| TASK |
Which lines of the data below contain "JSON"? Please show them all.

Records contained in a dataset
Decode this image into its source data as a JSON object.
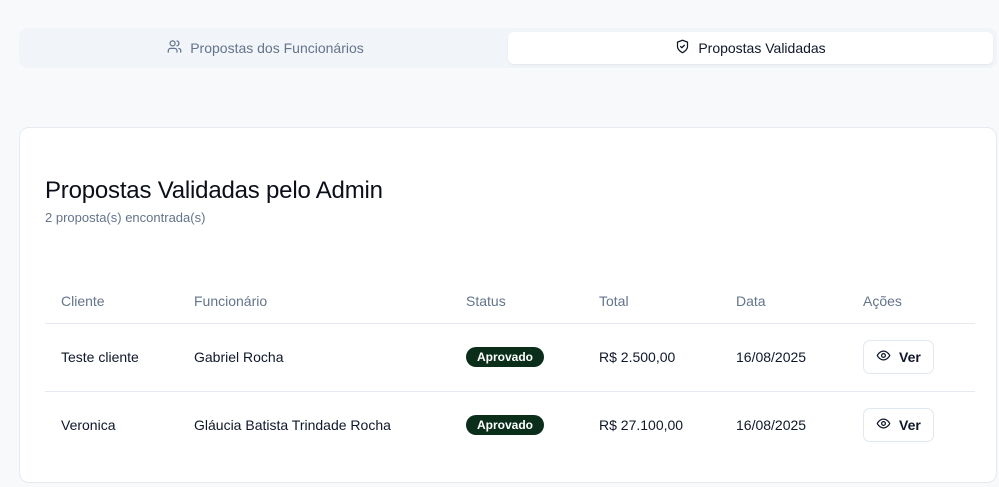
{
  "tabs": [
    {
      "label": "Propostas dos Funcionários",
      "icon": "users-icon",
      "active": false
    },
    {
      "label": "Propostas Validadas",
      "icon": "shield-check-icon",
      "active": true
    }
  ],
  "card": {
    "title": "Propostas Validadas pelo Admin",
    "subtitle": "2 proposta(s) encontrada(s)"
  },
  "table": {
    "headers": [
      "Cliente",
      "Funcionário",
      "Status",
      "Total",
      "Data",
      "Ações"
    ],
    "rows": [
      {
        "cliente": "Teste cliente",
        "funcionario": "Gabriel Rocha",
        "status": "Aprovado",
        "total": "R$ 2.500,00",
        "data": "16/08/2025",
        "action": "Ver"
      },
      {
        "cliente": "Veronica",
        "funcionario": "Gláucia Batista Trindade Rocha",
        "status": "Aprovado",
        "total": "R$ 27.100,00",
        "data": "16/08/2025",
        "action": "Ver"
      }
    ]
  },
  "colors": {
    "badge_bg": "#0b2e1a",
    "page_bg": "#f8f9fb",
    "muted_text": "#64748b"
  }
}
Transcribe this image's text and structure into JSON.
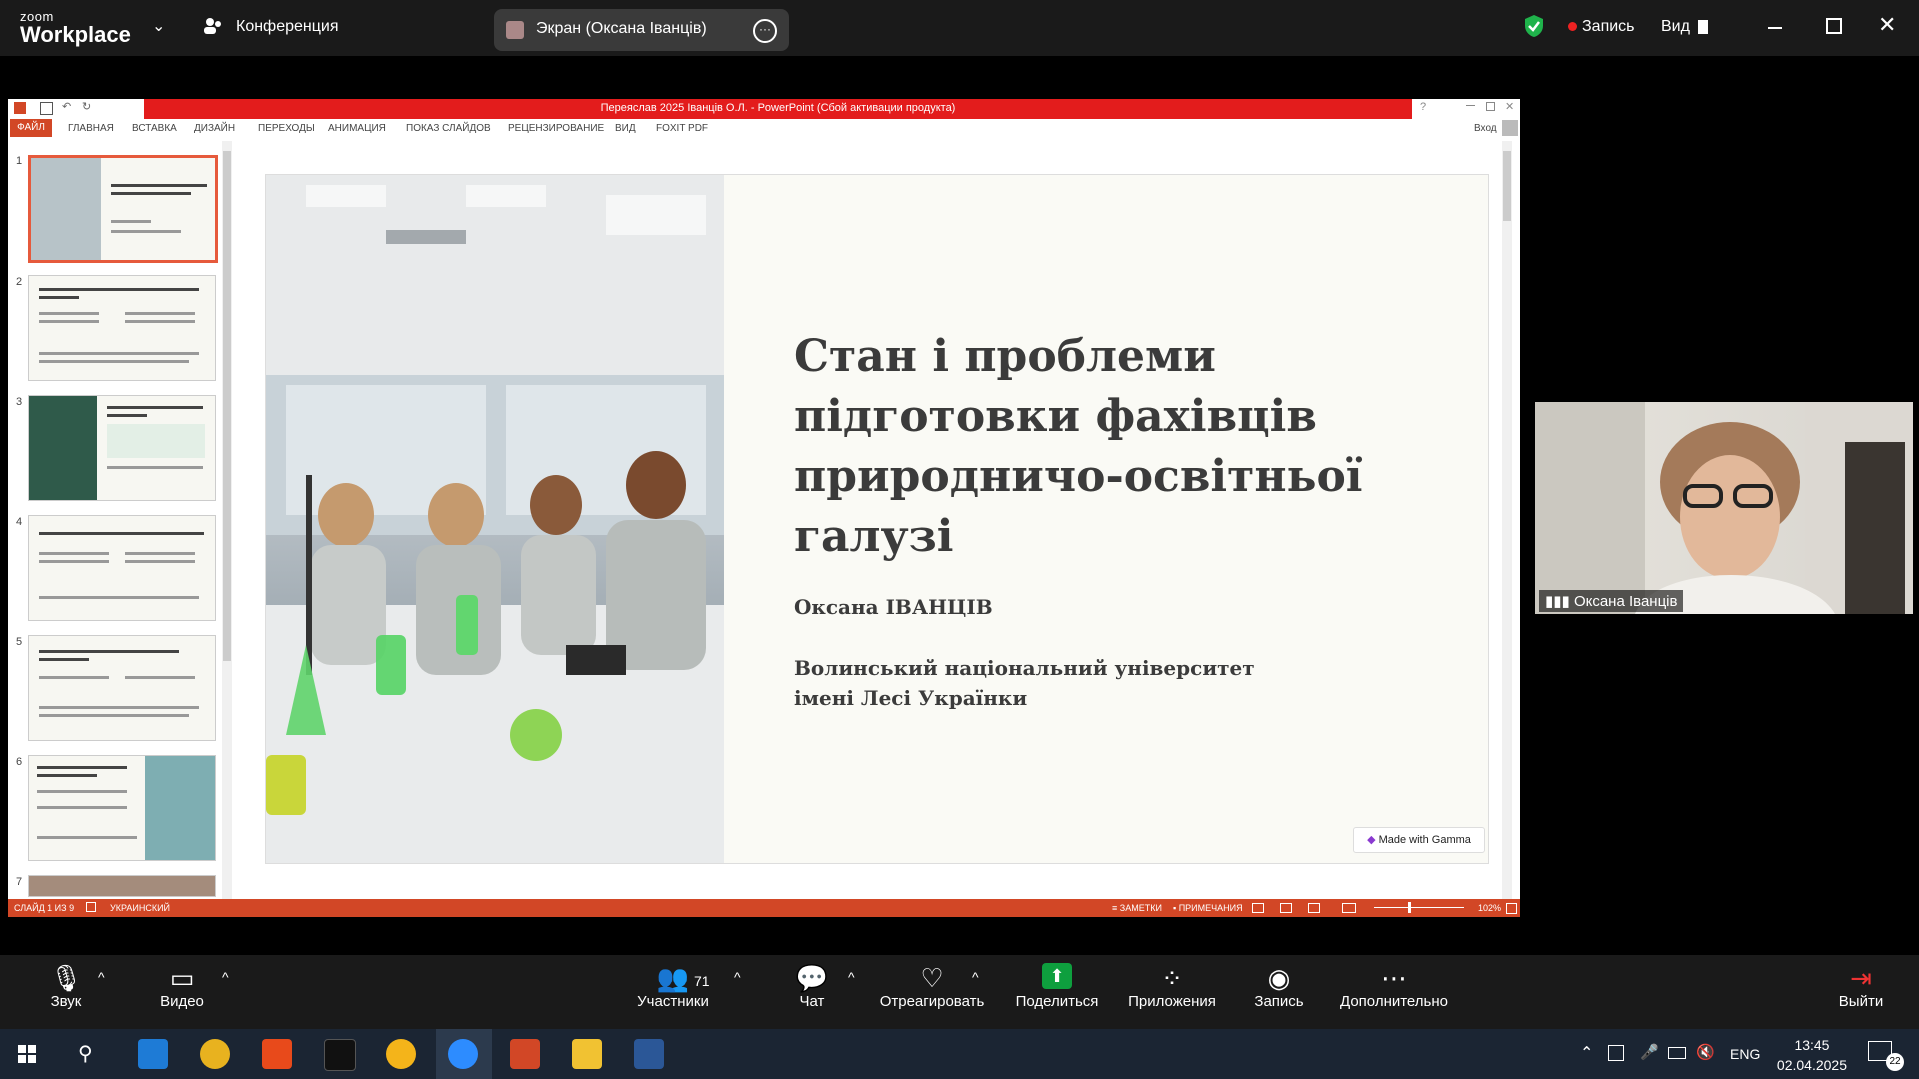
{
  "zoom": {
    "logo_small": "zoom",
    "logo_big": "Workplace",
    "meeting_label": "Конференция",
    "share_label": "Экран (Оксана Іванців)",
    "record_label": "Запись",
    "view_label": "Вид"
  },
  "powerpoint": {
    "title": "Переяслав 2025 Іванців О.Л. - PowerPoint (Сбой активации продукта)",
    "tabs": [
      "ФАЙЛ",
      "ГЛАВНАЯ",
      "ВСТАВКА",
      "ДИЗАЙН",
      "ПЕРЕХОДЫ",
      "АНИМАЦИЯ",
      "ПОКАЗ СЛАЙДОВ",
      "РЕЦЕНЗИРОВАНИЕ",
      "ВИД",
      "FOXIT PDF"
    ],
    "signin": "Вход",
    "thumbnails": [
      {
        "num": "1",
        "title": "Стан і проблеми підготовки фахівців природничо-освітньої галузі"
      },
      {
        "num": "2",
        "title": "Світові тенденції та стан природничої освіти в Україні"
      },
      {
        "num": "3",
        "title": "Основні проблеми: Матеріально-технічна база"
      },
      {
        "num": "4",
        "title": "Проблема: Практична підготовка та викладачі"
      },
      {
        "num": "5",
        "title": "Проблема: Невідповідність програм та мотивації"
      },
      {
        "num": "6",
        "title": "Шляхи вдосконалення: Матеріально-технічна база"
      },
      {
        "num": "7",
        "title": ""
      }
    ],
    "slide": {
      "title": "Стан і проблеми підготовки фахівців природничо-освітньої галузі",
      "author": "Оксана ІВАНЦІВ",
      "university_line1": "Волинський національний університет",
      "university_line2": "імені Лесі Українки",
      "badge": "Made with Gamma"
    },
    "status": {
      "slide_counter": "СЛАЙД 1 ИЗ 9",
      "language": "УКРАИНСКИЙ",
      "notes": "ЗАМЕТКИ",
      "comments": "ПРИМЕЧАНИЯ",
      "zoom": "102%"
    }
  },
  "video_tile": {
    "name": "Оксана Іванців"
  },
  "toolbar": {
    "audio": "Звук",
    "video": "Видео",
    "participants": "Участники",
    "participants_count": "71",
    "chat": "Чат",
    "react": "Отреагировать",
    "share": "Поделиться",
    "apps": "Приложения",
    "record": "Запись",
    "more": "Дополнительно",
    "leave": "Выйти"
  },
  "taskbar": {
    "lang": "ENG",
    "time": "13:45",
    "date": "02.04.2025",
    "notifications": "22"
  },
  "colors": {
    "ppt_red": "#e31c1c",
    "ppt_orange": "#d24726",
    "zoom_bar": "#1a1a1a",
    "share_green": "#0e9f3e"
  }
}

| TASK OUTPUT |
Decode this image into its source data as a JSON object.
Transcribe this image's text and structure into JSON.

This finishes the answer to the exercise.